Stored records:
================================

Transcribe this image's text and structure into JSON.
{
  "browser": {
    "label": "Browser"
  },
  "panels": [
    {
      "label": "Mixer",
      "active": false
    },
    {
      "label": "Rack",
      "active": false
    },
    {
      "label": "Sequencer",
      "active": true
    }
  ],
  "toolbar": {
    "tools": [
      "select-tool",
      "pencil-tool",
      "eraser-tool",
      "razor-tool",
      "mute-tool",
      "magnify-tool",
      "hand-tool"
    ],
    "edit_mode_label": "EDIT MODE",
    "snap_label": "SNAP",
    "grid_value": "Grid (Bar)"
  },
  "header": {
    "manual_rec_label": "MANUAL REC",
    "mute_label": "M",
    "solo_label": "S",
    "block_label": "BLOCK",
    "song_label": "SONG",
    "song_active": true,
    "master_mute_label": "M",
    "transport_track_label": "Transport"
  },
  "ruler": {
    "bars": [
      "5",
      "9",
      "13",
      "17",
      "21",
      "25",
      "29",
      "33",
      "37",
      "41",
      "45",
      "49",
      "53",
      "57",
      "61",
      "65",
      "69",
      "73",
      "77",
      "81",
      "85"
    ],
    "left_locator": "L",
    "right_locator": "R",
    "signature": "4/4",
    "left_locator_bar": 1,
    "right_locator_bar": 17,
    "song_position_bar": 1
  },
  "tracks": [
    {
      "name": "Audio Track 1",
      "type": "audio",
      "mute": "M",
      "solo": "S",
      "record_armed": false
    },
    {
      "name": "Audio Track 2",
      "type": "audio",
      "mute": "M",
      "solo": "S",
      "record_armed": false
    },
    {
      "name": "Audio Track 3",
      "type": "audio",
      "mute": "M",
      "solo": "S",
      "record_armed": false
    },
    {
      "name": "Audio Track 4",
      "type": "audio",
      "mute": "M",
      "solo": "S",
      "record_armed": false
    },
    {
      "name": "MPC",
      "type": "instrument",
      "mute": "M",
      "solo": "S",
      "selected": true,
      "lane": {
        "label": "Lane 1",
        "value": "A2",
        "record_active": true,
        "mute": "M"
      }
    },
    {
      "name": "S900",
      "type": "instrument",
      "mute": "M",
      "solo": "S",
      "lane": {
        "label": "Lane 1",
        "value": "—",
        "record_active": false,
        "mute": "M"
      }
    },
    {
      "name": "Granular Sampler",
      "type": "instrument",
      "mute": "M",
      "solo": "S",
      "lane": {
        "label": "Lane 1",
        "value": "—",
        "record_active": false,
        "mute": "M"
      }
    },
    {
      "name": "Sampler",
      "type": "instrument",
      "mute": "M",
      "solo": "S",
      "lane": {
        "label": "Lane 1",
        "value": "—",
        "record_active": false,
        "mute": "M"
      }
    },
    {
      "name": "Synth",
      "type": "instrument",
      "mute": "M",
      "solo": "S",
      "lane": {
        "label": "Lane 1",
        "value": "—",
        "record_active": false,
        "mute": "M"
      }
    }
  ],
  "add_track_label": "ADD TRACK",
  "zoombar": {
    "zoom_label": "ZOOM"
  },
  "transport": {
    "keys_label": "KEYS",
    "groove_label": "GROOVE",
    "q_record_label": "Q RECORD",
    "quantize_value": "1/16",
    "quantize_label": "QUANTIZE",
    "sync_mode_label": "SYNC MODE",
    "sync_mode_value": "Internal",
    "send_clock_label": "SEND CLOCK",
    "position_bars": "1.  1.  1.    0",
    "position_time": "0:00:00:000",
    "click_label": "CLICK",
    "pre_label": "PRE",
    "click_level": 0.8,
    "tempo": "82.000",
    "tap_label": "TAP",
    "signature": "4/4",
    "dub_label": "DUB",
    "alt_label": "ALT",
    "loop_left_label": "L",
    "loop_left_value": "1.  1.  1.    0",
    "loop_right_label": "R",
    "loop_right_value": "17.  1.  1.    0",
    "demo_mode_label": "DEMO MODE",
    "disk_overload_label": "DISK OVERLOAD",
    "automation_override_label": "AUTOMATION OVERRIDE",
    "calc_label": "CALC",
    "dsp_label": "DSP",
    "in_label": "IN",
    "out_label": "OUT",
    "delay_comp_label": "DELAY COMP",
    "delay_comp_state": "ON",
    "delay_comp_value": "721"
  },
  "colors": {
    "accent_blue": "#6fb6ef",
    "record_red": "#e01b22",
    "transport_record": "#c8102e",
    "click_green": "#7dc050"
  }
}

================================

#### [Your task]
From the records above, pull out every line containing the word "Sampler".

#### [Task answer]
      "name": "Granular Sampler",
      "name": "Sampler",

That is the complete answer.